The Utility Patent: What Is It and What Does It Protect?

The Utility Patent: What Is It and What Does It Protect?

by Joe Runge, Esq., August 2016

When most people talk about patents, they are talking about utility patents. What is a utility patent? A good utility patent definition is "any new and useful process, machine, manufacture, or composition of matter, or any new and useful improvement thereof," which is how the U.S. Code defines an invention for which a patent may be obtained.

Utility patent applications seek to protect new machines, systems, and other useful inventions. A utility patent is among the most valuable forms of intellectual property, but it comes at a price. The utility patent cost can be enormous. Utility patents for simple inventions can cost a few thousand, with complex technologies costing tens of thousands.

How to Get a Utility Patent

As you begin to describe your invention, break it down into a series of essential and nonessential parts. For example, your new mechanism to drive a 10-speed bicycle may contain most of the parts of a standard bicycle: the gears, the chain, and the pedals. However, it also contains a new design for a tensioner that is inspired from a chainsaw.

Conduct a utility patent search to see if anyone has ever patented or published a similar design. You will readily find most of the elements of a standard bicycle. The trick will be to find a bicycle that uses your new, chainsaw-inspired tensioner as well.

A patent search is critical before you file your patent. If you find a patent that uses the same tensioner, then you are going to have hard time getting a patent. It is better to find out before you go through the cost of filing a utility patent application than afterwards.

Filing a Utility Patent

Patents are teaching documents.
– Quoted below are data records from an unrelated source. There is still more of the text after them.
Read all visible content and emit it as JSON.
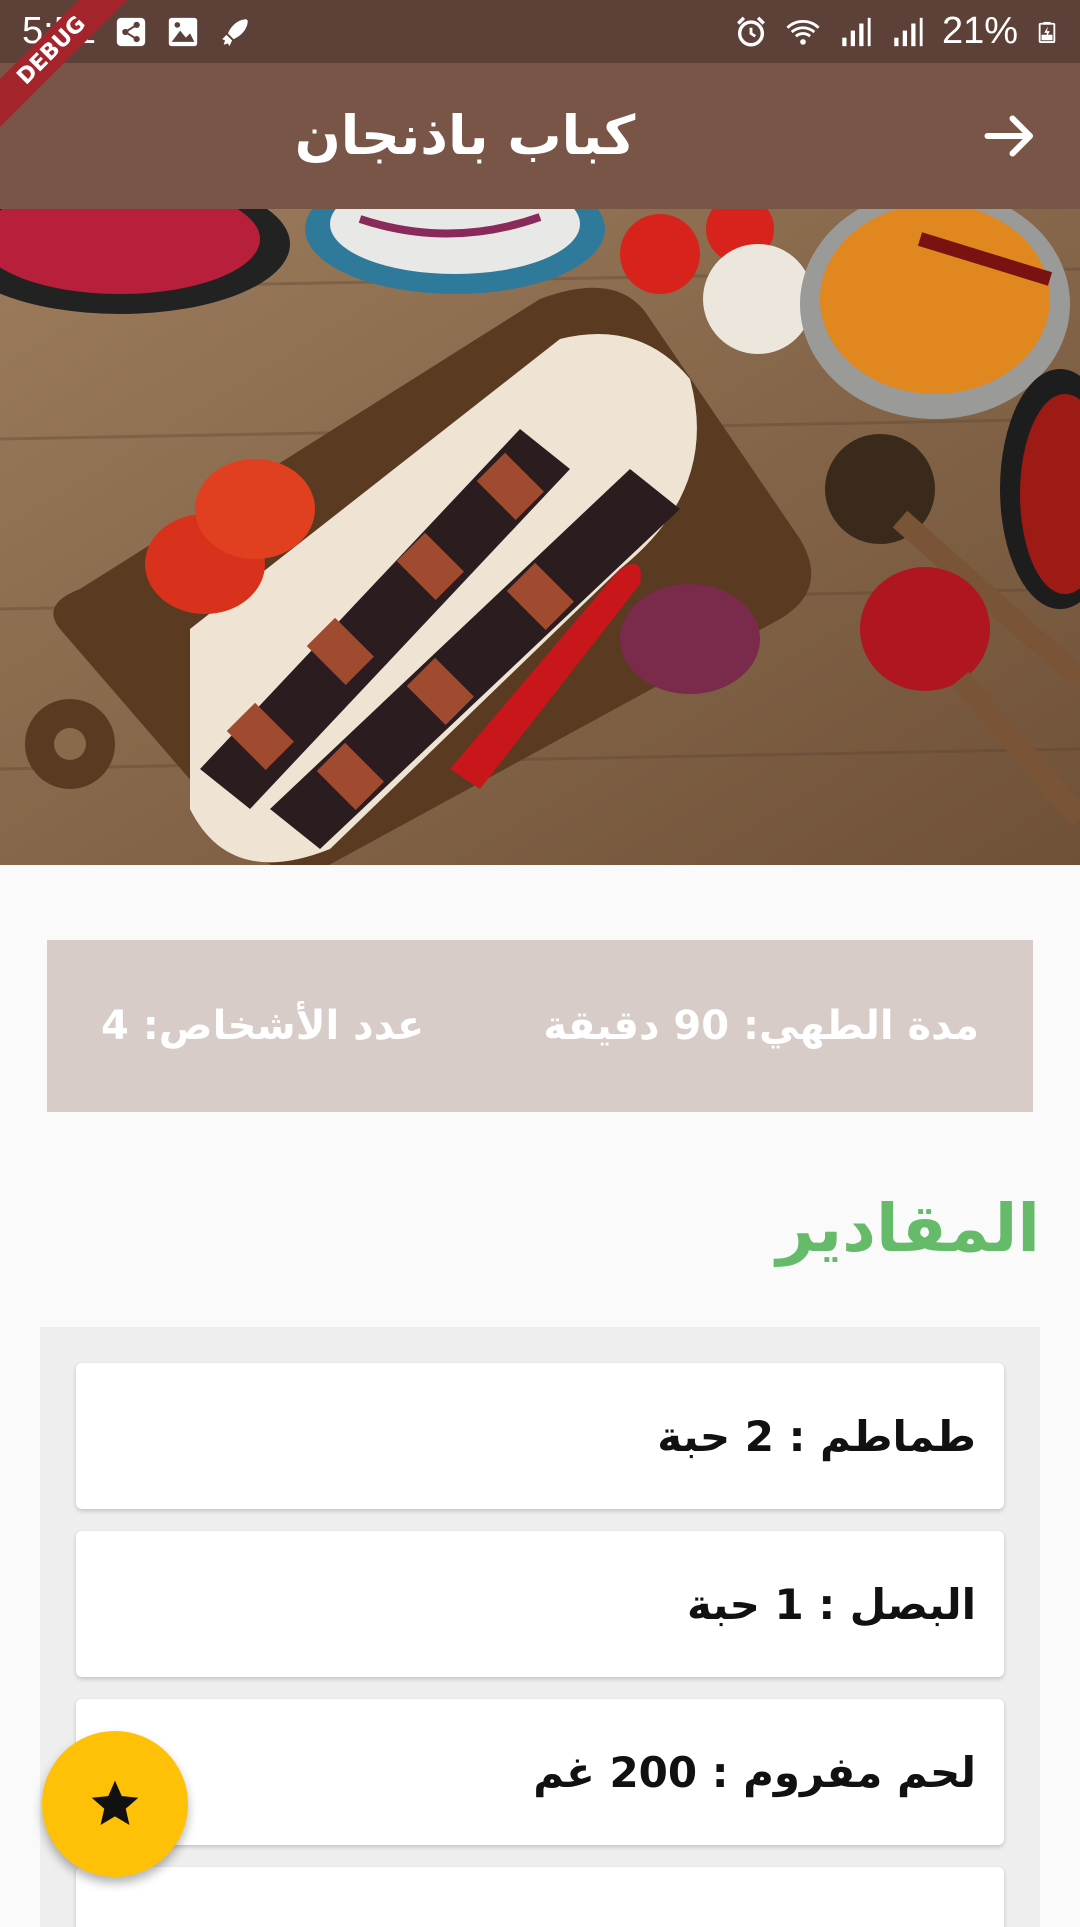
{
  "status_bar": {
    "time": "5:51",
    "battery": "21%",
    "left_icons": [
      "share-icon",
      "image-icon",
      "rocket-icon"
    ],
    "right_icons": [
      "alarm-icon",
      "wifi-icon",
      "signal-icon",
      "signal-icon",
      "battery-icon"
    ]
  },
  "debug_banner": "DEBUG",
  "app_bar": {
    "title": "كباب باذنجان",
    "back_icon": "arrow-forward-icon",
    "background": "#795548"
  },
  "hero_image": {
    "description_icon": "eggplant-kebab-photo"
  },
  "info": {
    "cook_time": "مدة الطهي: 90 دقيقة",
    "servings": "عدد الأشخاص: 4",
    "background": "#d7ccc8"
  },
  "ingredients": {
    "title": "المقادير",
    "title_color": "#66bb6a",
    "items": [
      "طماطم : 2 حبة",
      "البصل : 1 حبة",
      "لحم مفروم : 200 غم",
      ""
    ]
  },
  "fab": {
    "icon": "star-icon",
    "color": "#ffc107"
  }
}
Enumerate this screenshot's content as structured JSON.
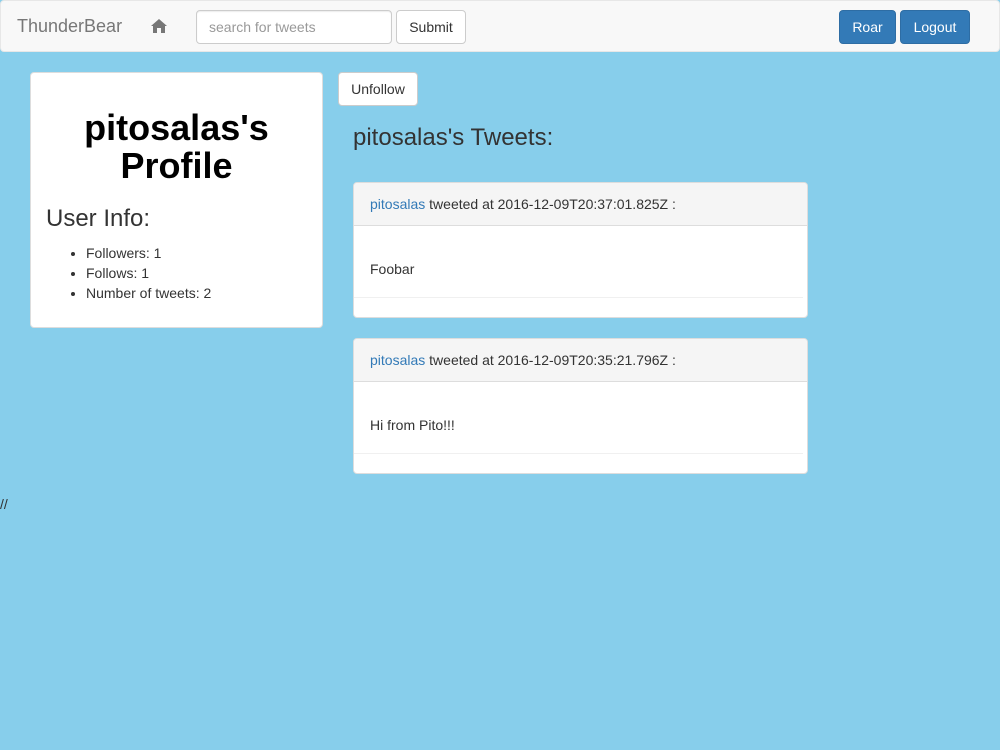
{
  "navbar": {
    "brand": "ThunderBear",
    "home_icon": "home-icon",
    "search_placeholder": "search for tweets",
    "search_value": "",
    "submit_label": "Submit",
    "roar_label": "Roar",
    "logout_label": "Logout"
  },
  "profile": {
    "title_line1": "pitosalas's",
    "title_line2": "Profile",
    "user_info_heading": "User Info:",
    "stats": [
      "Followers: 1",
      "Follows: 1",
      "Number of tweets: 2"
    ]
  },
  "unfollow_label": "Unfollow",
  "tweets_heading": "pitosalas's Tweets:",
  "tweets": [
    {
      "author": "pitosalas",
      "meta": " tweeted at 2016-12-09T20:37:01.825Z :",
      "text": "Foobar"
    },
    {
      "author": "pitosalas",
      "meta": " tweeted at 2016-12-09T20:35:21.796Z :",
      "text": "Hi from Pito!!!"
    }
  ],
  "stray_text": "//",
  "colors": {
    "page_background": "#87ceeb",
    "primary": "#337ab7",
    "link": "#337ab7"
  }
}
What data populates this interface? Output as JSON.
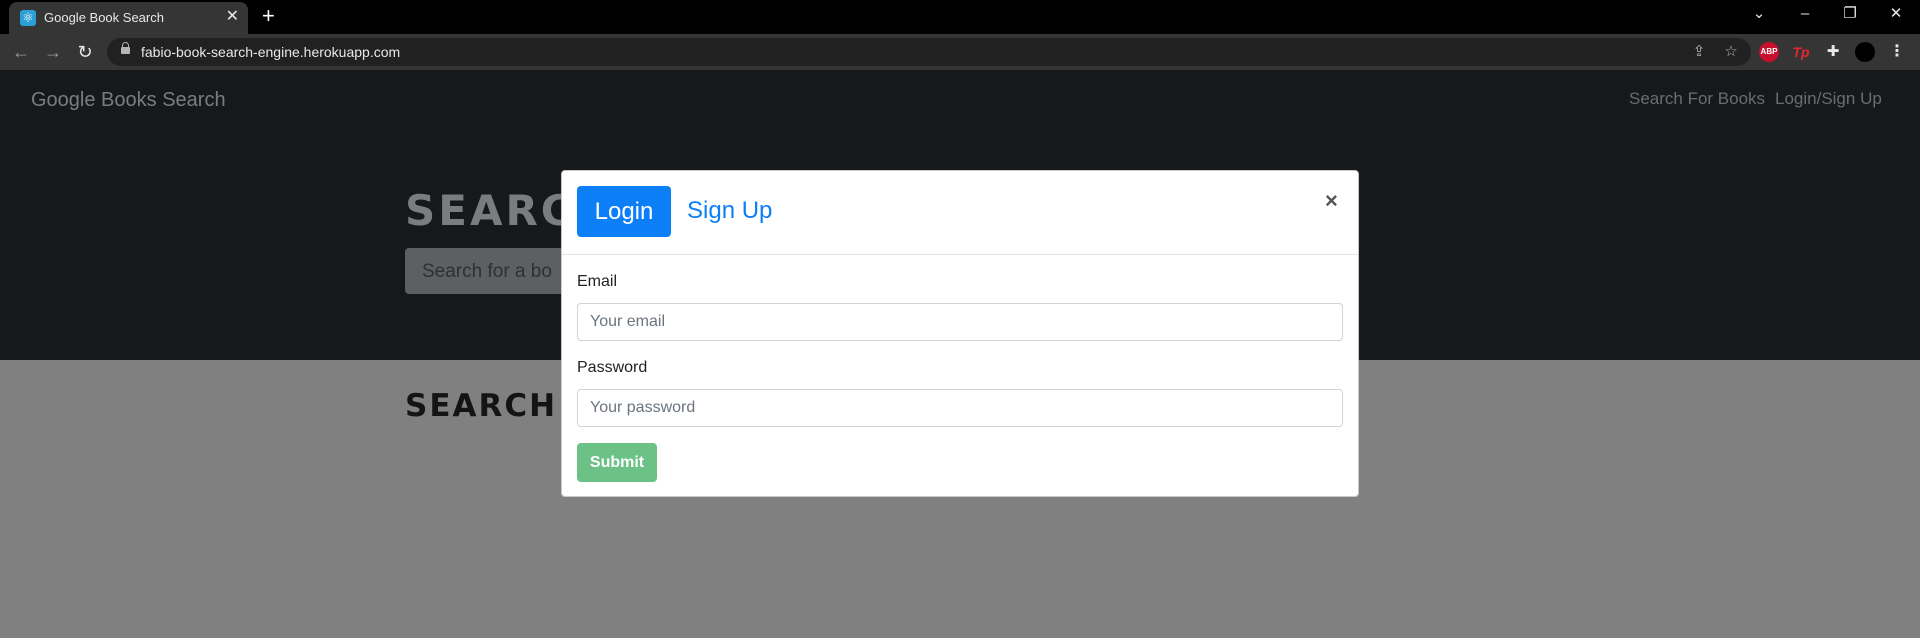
{
  "browser": {
    "tab_title": "Google Book Search",
    "url": "fabio-book-search-engine.herokuapp.com",
    "extensions": {
      "abp": "ABP",
      "tp": "Tp"
    }
  },
  "navbar": {
    "brand": "Google Books Search",
    "links": [
      "Search For Books",
      "Login/Sign Up"
    ]
  },
  "hero": {
    "heading": "SEARCH",
    "search_placeholder": "Search for a bo"
  },
  "results": {
    "heading": "SEARCH"
  },
  "modal": {
    "tabs": [
      "Login",
      "Sign Up"
    ],
    "close": "×",
    "email_label": "Email",
    "email_placeholder": "Your email",
    "password_label": "Password",
    "password_placeholder": "Your password",
    "submit": "Submit"
  },
  "colors": {
    "primary": "#0d7ff6",
    "submit_disabled": "#6cc286",
    "hero_bg": "#16191b",
    "overlay_bg": "#808080"
  }
}
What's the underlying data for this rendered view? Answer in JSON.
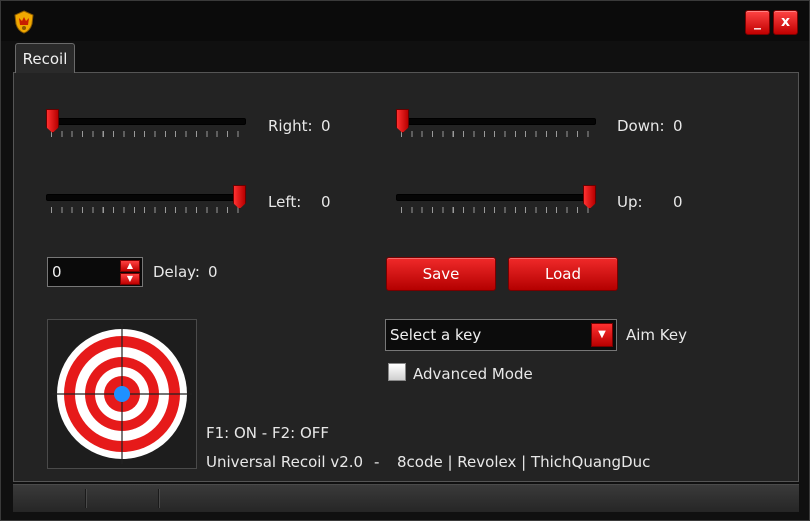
{
  "window": {
    "minimize_label": "_",
    "close_label": "x"
  },
  "tabs": [
    {
      "label": "Recoil"
    }
  ],
  "sliders": {
    "right": {
      "label": "Right:",
      "value": "0",
      "position": 0.0
    },
    "down": {
      "label": "Down:",
      "value": "0",
      "position": 0.0
    },
    "left": {
      "label": "Left:",
      "value": "0",
      "position": 1.0
    },
    "up": {
      "label": "Up:",
      "value": "0",
      "position": 1.0
    }
  },
  "delay": {
    "value": "0",
    "label": "Delay:",
    "display_value": "0"
  },
  "buttons": {
    "save": "Save",
    "load": "Load"
  },
  "aim_key": {
    "selected": "Select a key",
    "label": "Aim Key"
  },
  "advanced_mode": {
    "label": "Advanced Mode",
    "checked": false
  },
  "hotkeys": "F1: ON - F2: OFF",
  "footer": {
    "version": "Universal Recoil v2.0",
    "separator": "-",
    "credits": "8code | Revolex | ThichQuangDuc"
  },
  "colors": {
    "accent": "#d40000",
    "panel": "#232323",
    "target_blue": "#1e90ff"
  },
  "icons": {
    "app": "shield-crest-icon",
    "dropdown": "chevron-down-icon"
  }
}
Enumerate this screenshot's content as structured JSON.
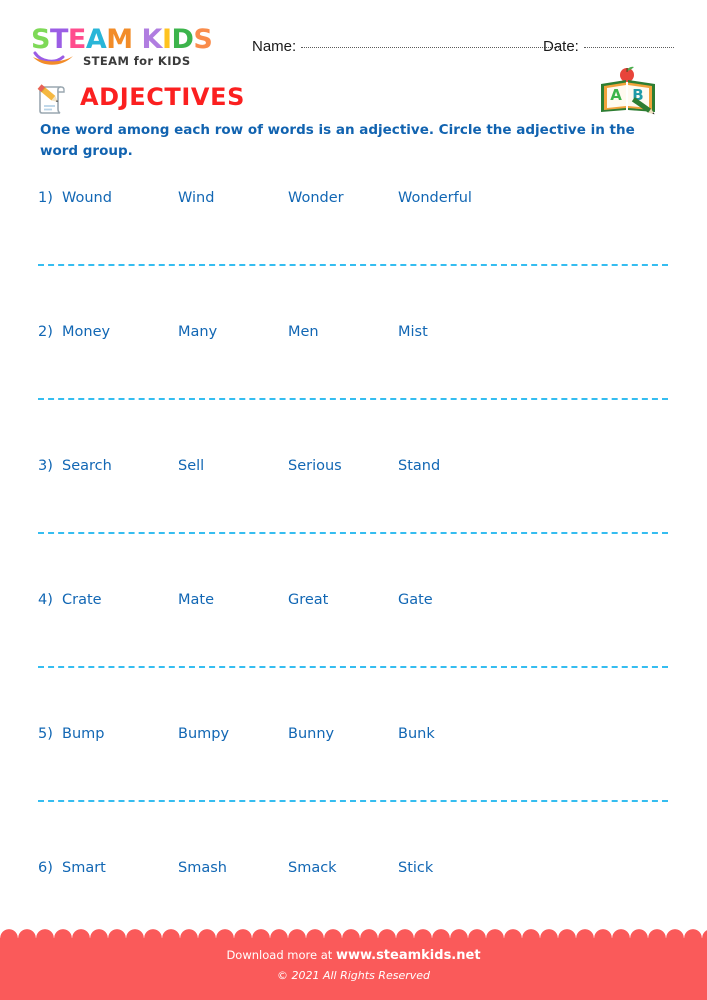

The government grants inventors rights in their inventions so that inventors will tell the public how to use their inventions. A utility patent application has several formal requirements. It contains multiple sections, each with its own rules for formatting. It requires drawings or diagrams to explain how your invention works. These requirements help ensure the public learns how to use your invention.

This teaching requirement is well illustrated by the difference between utility and design patents:

  • Design patents require only a drawing(s) of the design and limited text.
  • Utility patents require a thorough explanation of how the invention works. The inventor should discuss alternative ways to make the invention and provide enough detail so that another person in the same technical field could readily reproduce the results.

In looking at a utility patent vs. design patent, it is clear how much more work goes into a utility patent.

Staking Your Claims

Inventors file patents to get issued claims. In return for teaching the public how to use the invention, the patent office issues the inventor the right to stop others from making, using, or selling the inventor's invention. Utility patents contain a series of numbered sentences that claim the invention. If another person makes, uses, or sells the exact thing described in a patent claim, then that person is infringing the inventor's patent.

The claims recite the essential elements of the invention. The patent examiner will argue with the inventor that the combination of elements in the patent claim must be both novel and non-obvious. Returning to the bicycle utility patent example, your bike chain invention will recite all the parts of a chain, the gears, and your chainsaw-inspired tensioner.

  • Your invention is novel if all of these elements do not appear in any one published reference. To reject your invention as not novel, the examiner will have to find a patent, patent application, or other publication that includes all the elements of your invention: the bicycle, the chain, the gears, and the chainsaw tensioner.
  • Your invention is non-obvious if all of these elements do not appear in any set of published references. This means that if the examiner finds half of the elements in one reference and half of the elements in another reference, then he can combine the two references and reject your invention.

For example, the examiner may not find a bicycle with your chainsaw-inspired tensioner, but he can find the tensioner on a chainsaw. The examiner can combine a bicycle patent along with a patent application for a new chainsaw—that includes the same tensioner—to reject your invention as obvious.

Unlike a rejection based on novelty, you can argue that no one would ever think to combine a chainsaw and a bicycle or that combining the two produces results no one would have anticipated.

Working Around Rejection

For a rejection based in novelty or obviousness, you can always amend your claims to get around the rejection.

For example, mounting the chainsaw tensioner onto a bicycle might require a particular kind of bracket. If you include the bracket in your claims, and if that bracket is not in the chainsaw patent or the bicycle patent, then you may get around the rejection. Just remember, the more things you put into your claims, the easier it will be for a competitor to get around your patent.

Utility patents are among some of the most valuable assets in the world. They give inventors the exclusive commercial rights to the latest technology, in exchange for which they also are difficult to write, expensive to get, and complicated to understand.

Ready to file a utility patent? LegalZoom can help you file a utility patent online easily and affordably. The process begins by completing a questionnaire and speaking with an expert patent attorney or agent. A technical illustrator will draft up to four pages of patent drawings. Your patent attorney will prepare and file your completed utility patent application with the USPTO.